Karavanic, a professor in the University of Zagreb’s Department of Archaeology, was the leader of archaeological excavations of the Paleolithic/Neolithic site of Zemunica cave, from which several human remains were unearthed and used in the study. The discoveries gave needed information on origin and background research.
Jankovic, along with Mario Novak, a research associate at the Institute for Anthropological Research in Zagreb, were involved in the bio-archaeological study of human remains from several of the study samples.
The involvement of Jankovic and Karavanic in this study started through Novak, who visited UW last year to present a talk. Jankovic and James Ahern, former head of UW’s Department of Anthropology and now a UW associate provost, collaborated with Novak on several previous publications.
Before the arrival of farming in southeastern Europe, the region saw interactions between diverged groups of hunter-gatherers. This interaction continued after farming arrived. After the first appearance of agriculture in the mid-seventh millennium B.C., farming spread westward via a Mediterranean route and northwestward via a Danubian route. Farming was established in both Iberia (Portugal and Spain) and central Europe by 5,600 B.C.
Ancient DNA studies have shown that the spread of farming across Europe was accompanied by a massive movement of people closely related to the farmers of northwestern Anatolia. But, nearly all of the ancient DNA from Europe’s first farmers is from central and Western Europe, with only three farmers reported from southeastern Europe, the paper says.
To understand the dynamics of this migration process, Jankovic, Karovanic, Novak and many other researchers contributed to the analysis of genome-wide ancient DNA data from 225 skeletal remains of individuals who lived in southeastern Europe and surrounding regions between 12,000 and 500 B.C. These areas included the Balkan Peninsula, the Carpathian Basin, the North Pontiac Steppe and surrounding regions.

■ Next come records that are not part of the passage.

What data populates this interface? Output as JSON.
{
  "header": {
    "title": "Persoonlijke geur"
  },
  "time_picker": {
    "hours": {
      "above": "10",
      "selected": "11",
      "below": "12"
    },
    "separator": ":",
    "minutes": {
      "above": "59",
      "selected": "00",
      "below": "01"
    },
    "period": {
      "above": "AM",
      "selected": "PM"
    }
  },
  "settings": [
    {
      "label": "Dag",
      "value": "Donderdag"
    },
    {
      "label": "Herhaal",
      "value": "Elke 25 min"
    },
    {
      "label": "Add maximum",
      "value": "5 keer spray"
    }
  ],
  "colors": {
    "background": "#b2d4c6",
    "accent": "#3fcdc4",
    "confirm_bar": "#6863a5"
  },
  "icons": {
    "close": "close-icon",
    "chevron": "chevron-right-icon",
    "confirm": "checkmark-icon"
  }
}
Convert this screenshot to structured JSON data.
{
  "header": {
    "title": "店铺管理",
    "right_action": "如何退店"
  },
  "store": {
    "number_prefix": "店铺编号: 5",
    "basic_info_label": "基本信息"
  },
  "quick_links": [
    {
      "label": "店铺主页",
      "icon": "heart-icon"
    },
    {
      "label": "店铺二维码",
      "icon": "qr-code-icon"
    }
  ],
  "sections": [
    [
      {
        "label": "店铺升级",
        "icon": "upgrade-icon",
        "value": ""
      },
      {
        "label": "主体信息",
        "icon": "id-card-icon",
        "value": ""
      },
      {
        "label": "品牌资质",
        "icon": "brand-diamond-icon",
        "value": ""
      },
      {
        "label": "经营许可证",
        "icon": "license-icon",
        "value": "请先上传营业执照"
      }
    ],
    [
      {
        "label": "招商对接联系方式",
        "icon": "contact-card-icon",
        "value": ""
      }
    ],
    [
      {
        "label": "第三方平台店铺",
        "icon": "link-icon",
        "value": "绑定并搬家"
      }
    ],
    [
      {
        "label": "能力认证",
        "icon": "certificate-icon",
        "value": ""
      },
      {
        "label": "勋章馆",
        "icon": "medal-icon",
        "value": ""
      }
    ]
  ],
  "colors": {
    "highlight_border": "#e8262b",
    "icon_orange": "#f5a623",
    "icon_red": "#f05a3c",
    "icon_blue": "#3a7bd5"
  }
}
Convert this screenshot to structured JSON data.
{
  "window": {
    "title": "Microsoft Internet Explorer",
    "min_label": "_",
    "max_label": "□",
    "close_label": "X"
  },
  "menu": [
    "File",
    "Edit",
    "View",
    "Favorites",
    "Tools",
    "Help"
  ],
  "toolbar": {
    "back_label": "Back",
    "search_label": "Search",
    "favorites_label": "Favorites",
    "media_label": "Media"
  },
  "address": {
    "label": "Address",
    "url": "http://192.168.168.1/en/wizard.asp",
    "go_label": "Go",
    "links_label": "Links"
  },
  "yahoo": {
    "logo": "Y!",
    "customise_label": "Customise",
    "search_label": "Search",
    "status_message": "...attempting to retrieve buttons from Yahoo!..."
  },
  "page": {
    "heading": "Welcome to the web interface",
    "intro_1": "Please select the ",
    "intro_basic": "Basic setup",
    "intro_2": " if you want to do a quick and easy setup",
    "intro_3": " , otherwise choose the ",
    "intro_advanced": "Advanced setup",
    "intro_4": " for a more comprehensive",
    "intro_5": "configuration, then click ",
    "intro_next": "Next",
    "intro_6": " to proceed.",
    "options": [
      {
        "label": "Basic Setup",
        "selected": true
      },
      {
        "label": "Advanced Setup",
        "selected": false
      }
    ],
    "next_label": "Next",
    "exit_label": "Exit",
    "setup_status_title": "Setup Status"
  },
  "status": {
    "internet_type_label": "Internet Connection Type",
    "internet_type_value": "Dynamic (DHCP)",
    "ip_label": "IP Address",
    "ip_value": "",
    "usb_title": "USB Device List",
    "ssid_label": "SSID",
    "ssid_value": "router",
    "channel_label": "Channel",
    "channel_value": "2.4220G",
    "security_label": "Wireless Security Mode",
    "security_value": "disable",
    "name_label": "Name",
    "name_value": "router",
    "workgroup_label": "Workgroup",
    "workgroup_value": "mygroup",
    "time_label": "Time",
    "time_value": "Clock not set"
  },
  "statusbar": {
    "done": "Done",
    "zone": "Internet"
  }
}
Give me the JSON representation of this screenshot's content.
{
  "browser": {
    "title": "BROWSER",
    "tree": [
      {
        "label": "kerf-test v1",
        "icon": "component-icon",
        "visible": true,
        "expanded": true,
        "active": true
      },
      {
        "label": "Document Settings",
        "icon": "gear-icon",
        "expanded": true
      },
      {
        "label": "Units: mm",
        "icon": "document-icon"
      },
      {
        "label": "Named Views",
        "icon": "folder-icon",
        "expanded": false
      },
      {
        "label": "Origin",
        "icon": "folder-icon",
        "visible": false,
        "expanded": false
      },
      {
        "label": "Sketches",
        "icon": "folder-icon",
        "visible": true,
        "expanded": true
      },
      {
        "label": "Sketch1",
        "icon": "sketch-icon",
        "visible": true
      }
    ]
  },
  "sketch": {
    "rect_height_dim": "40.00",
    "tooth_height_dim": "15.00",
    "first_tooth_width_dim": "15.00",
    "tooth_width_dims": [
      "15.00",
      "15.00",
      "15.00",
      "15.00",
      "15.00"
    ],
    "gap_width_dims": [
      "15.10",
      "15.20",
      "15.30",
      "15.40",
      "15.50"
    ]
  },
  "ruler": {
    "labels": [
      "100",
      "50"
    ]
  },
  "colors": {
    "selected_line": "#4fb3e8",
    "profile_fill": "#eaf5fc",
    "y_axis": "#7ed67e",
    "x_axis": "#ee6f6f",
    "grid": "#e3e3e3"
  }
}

“These results reveal the relationship between migrations, admixture and subsistence in this key region and show that, even within early European farmers, individuals differed in their ancestry, reflecting a dynamic mosaic of hunter-farmer interbreeding,” says Ron Pinhasi, co-director of the study and an anthropologist at the University of Vienna in Austria.
While the study has clarified the genomic history of southeastern Europe from the Mesolithic to the Bronze Age, the processes that connected these populations to those living today remain largely unknown, the paper states. An important direction for future research will be to sample populations from the Bronze Age, Iron Age, and Roman and medieval periods, and compare them to present-day populations to understand how these population transitions occurred, according to the paper.
University of Wyoming
Iain Mathieson, Songül Alpaslan-Roodenberg, et al. The genomic history of southeastern Europe. Nature, 2018; DOI: 10.1038/nature25778
This field excavation photo shows a double burial in Kargadur, located in Istria County, Croatia. The skeletal remains are among 225 skeletal remains sampled in a study of two major migrations across southeastern Europe during prehistoric times. Results of the study are in a paper, titled ‘The Genomic History of Southeastern Europe,’ that was published in the Feb. 21 issue of Nature.
Credit: Darko Komšo